Seated inside

Seated inside

The hours pass by and there is no point trying to calculate how much you’ve drunk or how many steins have passed your way as the drink just keeps flowing until you’re either ready to leave or you fall off your chair and take a relaxing snooze under the table. If you’re feeling a little adventurous there is also a fun fair in the beer fest grounds. Whoever thought of this must have been either crazy or sadistic. Who would send drunken revelers on a roller coaster around the park? Naturally some of us did try this and I think the roller coaster won!

Early evening and we try to locate our bus for the journey back. You remember, it’s the blue and white one. How many similar coaches could there be? The haul back to the alps started in a lively vein but the alcohol soon took hold and all that could be heard on that bus was a cacophony of snores and belches as we sped down the autobahn.

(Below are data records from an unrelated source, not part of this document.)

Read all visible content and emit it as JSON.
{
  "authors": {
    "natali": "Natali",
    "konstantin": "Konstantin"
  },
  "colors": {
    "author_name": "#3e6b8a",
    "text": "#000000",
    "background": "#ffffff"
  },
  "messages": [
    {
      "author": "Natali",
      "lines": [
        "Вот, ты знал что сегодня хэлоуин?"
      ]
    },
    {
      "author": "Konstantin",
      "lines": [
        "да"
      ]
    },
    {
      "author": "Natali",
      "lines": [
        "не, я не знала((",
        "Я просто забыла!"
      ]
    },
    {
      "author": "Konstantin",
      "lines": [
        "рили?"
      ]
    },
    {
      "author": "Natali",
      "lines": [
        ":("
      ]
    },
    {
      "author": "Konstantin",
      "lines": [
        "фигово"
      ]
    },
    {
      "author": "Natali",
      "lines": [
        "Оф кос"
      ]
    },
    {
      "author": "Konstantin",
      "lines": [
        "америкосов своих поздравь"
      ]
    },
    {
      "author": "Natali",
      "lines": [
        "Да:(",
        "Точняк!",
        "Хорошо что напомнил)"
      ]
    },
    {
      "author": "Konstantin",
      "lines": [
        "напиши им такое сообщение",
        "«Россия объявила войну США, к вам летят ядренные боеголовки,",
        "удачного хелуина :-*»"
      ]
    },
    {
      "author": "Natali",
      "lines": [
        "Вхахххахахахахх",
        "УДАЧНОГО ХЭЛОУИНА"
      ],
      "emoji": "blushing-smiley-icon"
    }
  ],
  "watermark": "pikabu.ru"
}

A final night at the hotel following a small nightcap and then the final day brought us to the long journey home. I think this is how it happened but if anyone is able to add or correct me, please do. Suffice to say, I felt so imbibed that when I returned to the Prince of Wales Pub I walked in to the bar, faced the cigarette machine and ordered a beer from it. I also needed 3 day off work just to sober up. All in all, an utterly amazing trip.

 

South East Asia – Highlights

If you’re planning a trip around South East Asia then you’re going to need time to visit all these places. All within a few hours’ flight of Bangkok, and all well worth a visit. Of course, you should, ideally, plan to return again and again to ensure that you see everything but if you have only one chance, plan carefully. Make a circuit and check on the seasons as, for example, you might find the rice fields of Bali have just been ploughed and don’t look the same.

Generally, the weather is warm to hot all year round, it’s just the occasional monsoon rain that may interrupt you.

Once in Thailand, there are many historical sights such as the ancient capitals of Ayuthaya and Sukhothai. Across the border and we find the temples of Angkor Wat, Bayon and Ta Phrom. Continuing, we travel though Vietnam passing Hoi An, Hue and the marvelous Halong Bay. Returning through Laos and seeing Luang Prabang before returning to Bangkok to fly on.

In Malaysia, there is the ancient town of Malaca and on the island of Java in Indonesia we have the quite amazing temples of Borobudur. Whilst in this area, don’t forget to pay your respects to the Land of Dragons to see the prehistoric Komodo Dragons in their natural environment.

There are also volcanoes, both active and extinct and plenty of beaches to relax in between your adventures.

Hop over to Borneo and interact with the orangutans in their home, deep within the forests. Stay over and listen to the incredible jungle at night. If wildlife is your thing, don’t forget to take a few extra days in Java and trek for some of those elusive tigers. There is nothing in this world quite like coming face to face with a wild tiger and being wowed by the size and their majesty.

Come and enjoy South East Asia. It’s a very special place.